Earlier in 2013, scientists discovered the largest volcano on Earth, which sits under the Pacific Ocean a thousand miles east of Japan. This geologic giant also rivals the largest volcano in the solar system – Mars's Olympus Mons peak, which we've known about for centuries. That a dome-shaped formation the size of New Mexico on the seafloor had gone unnoticed until long after the advent of space exploration speaks volumes about just how little knowledge we have regarding the 70 percent of the world that's covered by water.
This century will see the end of our ignorance.
From state-of-the-art diving gear to vessels that appear to have been lifted from the pages of science fiction, new technologies are allowing underwater explorers to go farther and deeper than ever before. Several decades after scuba gear first allowed us to poke around in the shallows, manned and unmanned submersibles are taking scientists into the depths, cameras are bringing open water to the masses, and underwater planes are swooping through vast expanses of blue.
Technology is the prerequisite for oceanic exploration, and the next wave of innovations has arrived. Here are the devices and vehicles that will finally allow humans to explore the rest of our world.
A lot of marine scientists are more than happy to spend time in the ocean, placing instruments, taking samples, and getting a firsthand look around. Mark Patterson, an affable Harvard-educated professor of marine and environmental sciences at Northeastern University, takes it a bit farther. He's lived on the seabed for a grand total of 87 days. Yet Patterson knows that sometimes there's no substitute for a good remote-controlled robot, like the AUVs that he and his lab colleagues have designed and built. The acronym stands for autonomous underwater vehicle – basically an ocean-going space probe.
"All these robots are taxicabs for sensors," says Patterson, the father of an AUV aptly called Fetch that gets programmed to go out and retrieve data. This torpedo-shaped AUV is about 6 feet long and weighs 220 pounds. Actually, with a new robot rolling of the line, there are now seven in the Fetch family.
Rigged with the necessary sensors, Fetch bots have been dispatched to get krill counts in the southern ocean, cruise over a coral reefs in Florida, and assess oxygen levels in various seas. But different types of data collection call for different AUVs. The new Robolobster, a creation of Patterson's Northeastern University colleague Joseph Ayers, has eight plastic legs, fiber-optic antennae, and an industrial-strength plastic shell. It not only resembles a lobster but scuttles around like one.
Now Ayers is working to imbue Robolobster with real lobster behaviors, a field known as biomimetics, essentially by using electronic neurons to construct a simulated nervous system. The thinking: The more Robolobster can adapt and maneuver like a real lobster, the better chance it has of carrying out its missions in the unpredictable and ever-changing ocean. This kind of neurotech could help an AUV like Fetch, too.
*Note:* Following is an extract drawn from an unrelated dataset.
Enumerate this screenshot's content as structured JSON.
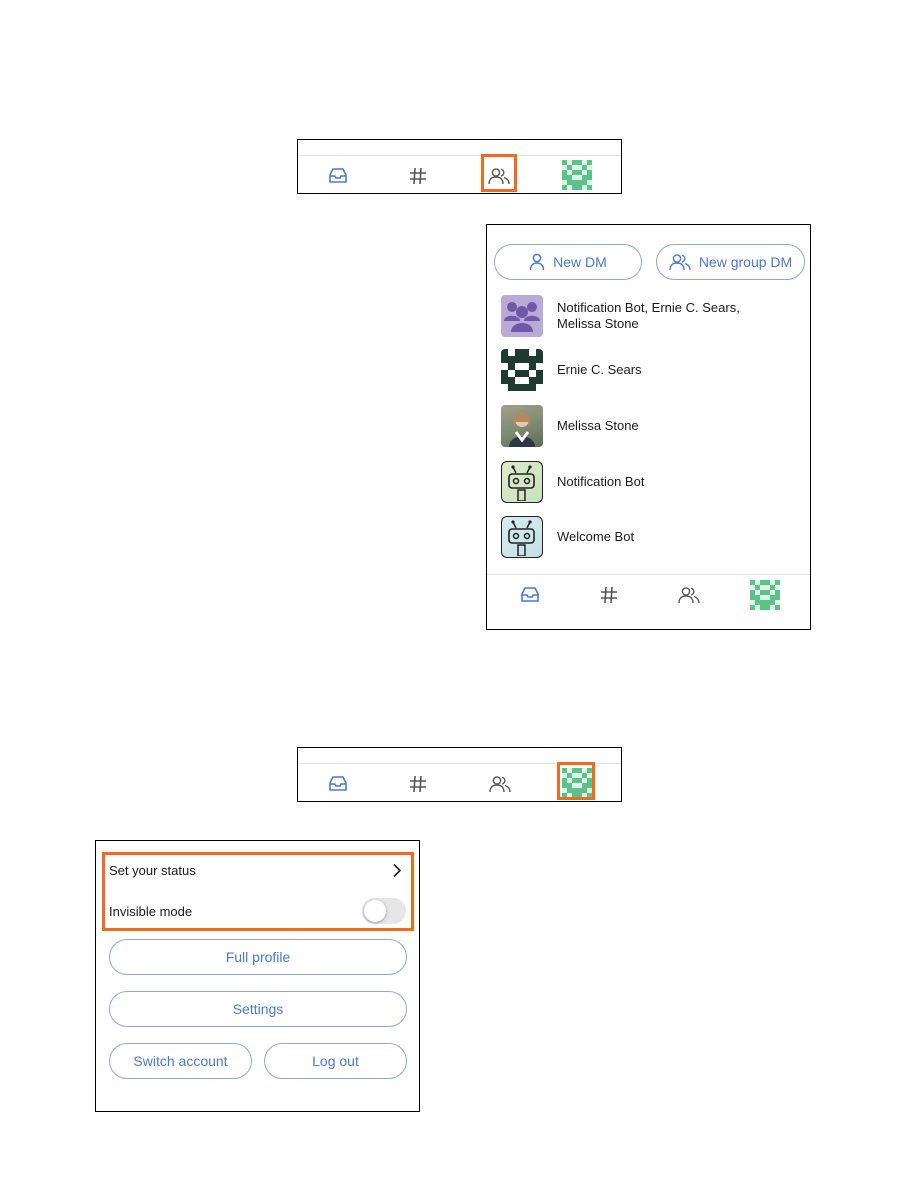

"If you think of the nervous system simulation as a robot controller," Ayers says, "that's a way to think about what I do."
Or just imagine Dr. Frankenstein as a marine biologist.
Credit: M. Dale Stokes